Content economics, part 3: costs

August 19, 2013

When I wrote last week about Jeff Bezos and his journalists, I said that “the Boston Globe was sold for essentially a negative sum, once pension obligations are taken into account, while the Washington Post was sold for the price of a nice Cézanne.” It turns out that I was comparing apples with oranges: the Washington Post, just as much as the Boston Globe, was sold for less than the value of its pension obligations. Bezos might have paid $250 million for the paper, but he was also given $333 million to help him meet its pension obligations.

In praise of across-the-board bonuses

August 18, 2013

Quentin Fottrell has a great headline today: “25% of firms give bonuses for incompetence”. Which is shocking — but not in the way that Fottrell intends. Because it’s not really incompetence which is being rewarded here.
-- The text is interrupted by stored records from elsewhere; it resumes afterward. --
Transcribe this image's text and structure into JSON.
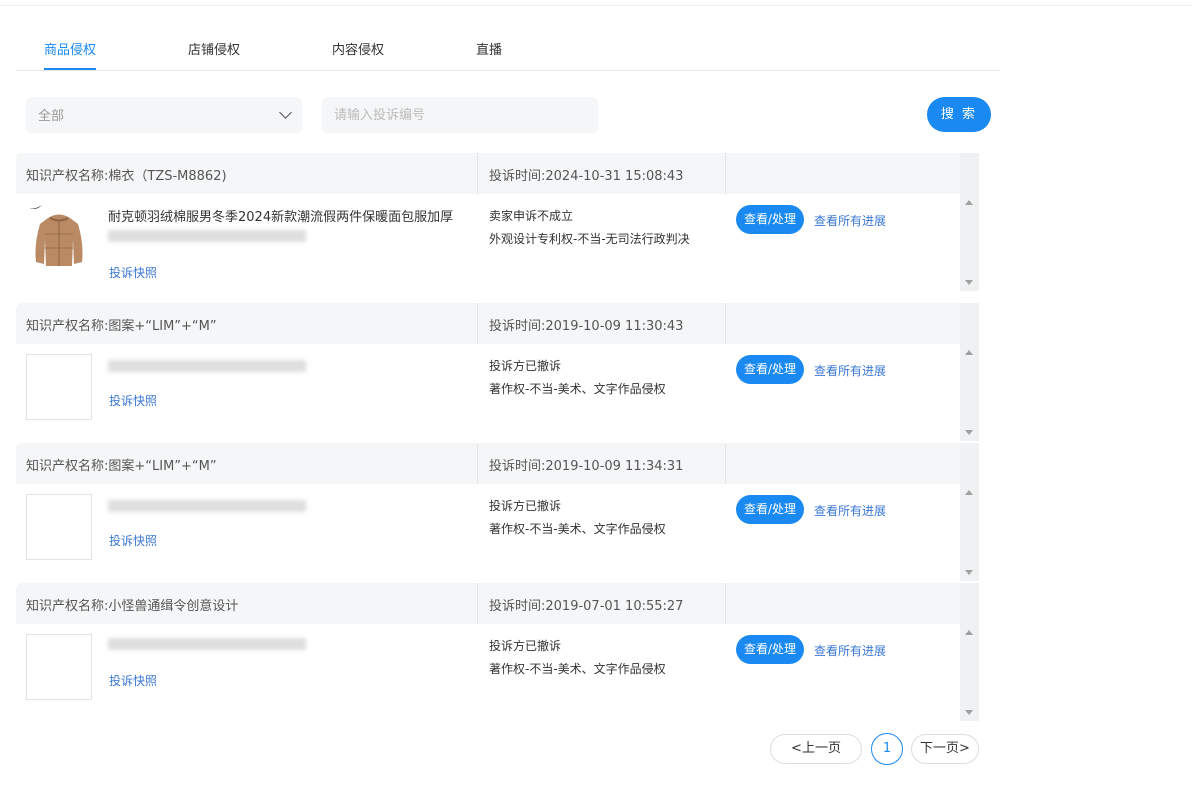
{
  "tabs": [
    {
      "label": "商品侵权",
      "active": true
    },
    {
      "label": "店铺侵权",
      "active": false
    },
    {
      "label": "内容侵权",
      "active": false
    },
    {
      "label": "直播",
      "active": false
    }
  ],
  "filter": {
    "select_value": "全部",
    "search_placeholder": "请输入投诉编号",
    "search_button": "搜 索"
  },
  "records": [
    {
      "ip_name": "知识产权名称:棉衣（TZS-M8862)",
      "complaint_time": "投诉时间:2024-10-31 15:08:43",
      "product_title": "耐克顿羽绒棉服男冬季2024新款潮流假两件保暖面包服加厚",
      "snapshot_link": "投诉快照",
      "status": "卖家申诉不成立",
      "reason": "外观设计专利权-不当-无司法行政判决",
      "handle_button": "查看/处理",
      "progress_link": "查看所有进展"
    },
    {
      "ip_name": "知识产权名称:图案+“LIM”+“M”",
      "complaint_time": "投诉时间:2019-10-09 11:30:43",
      "snapshot_link": "投诉快照",
      "status": "投诉方已撤诉",
      "reason": "著作权-不当-美术、文字作品侵权",
      "handle_button": "查看/处理",
      "progress_link": "查看所有进展"
    },
    {
      "ip_name": "知识产权名称:图案+“LIM”+“M”",
      "complaint_time": "投诉时间:2019-10-09 11:34:31",
      "snapshot_link": "投诉快照",
      "status": "投诉方已撤诉",
      "reason": "著作权-不当-美术、文字作品侵权",
      "handle_button": "查看/处理",
      "progress_link": "查看所有进展"
    },
    {
      "ip_name": "知识产权名称:小怪兽通缉令创意设计",
      "complaint_time": "投诉时间:2019-07-01 10:55:27",
      "snapshot_link": "投诉快照",
      "status": "投诉方已撤诉",
      "reason": "著作权-不当-美术、文字作品侵权",
      "handle_button": "查看/处理",
      "progress_link": "查看所有进展"
    }
  ],
  "pagination": {
    "prev": "<上一页",
    "current": "1",
    "next": "下一页>"
  },
  "colors": {
    "accent": "#1a89f1",
    "link": "#3a77d6",
    "header_bg": "#f5f6f7"
  }
}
Instead, it’s simply employees getting a bonus when their employer does well enough to be able to afford to give out such a thing.

Obama’s dangerously heroic view of the Fed

August 13, 2013

The trial balloon, it seems, has floated: Albert Hunt, today, puts Larry Summers’s chances of getting nominated as Fed Chair at 65%, saying that he has the support of just about everybody in the Obama administration not named Valerie Jarrett.

Jeff Bezos and his journalists

August 6, 2013

I’m a huge admirer of Jeff Bezos, and the way in which he has managed to dodge the biggest pitfall facing the managers of public companies: rather than maximize short-term profits, he instead has concentrated — with enormous success — on building long-term value. Amazon is now worth about $140 billion, or more than 500 Washington Posts — more, indeed, than the combined valuation of every single newspaper in the world, put together.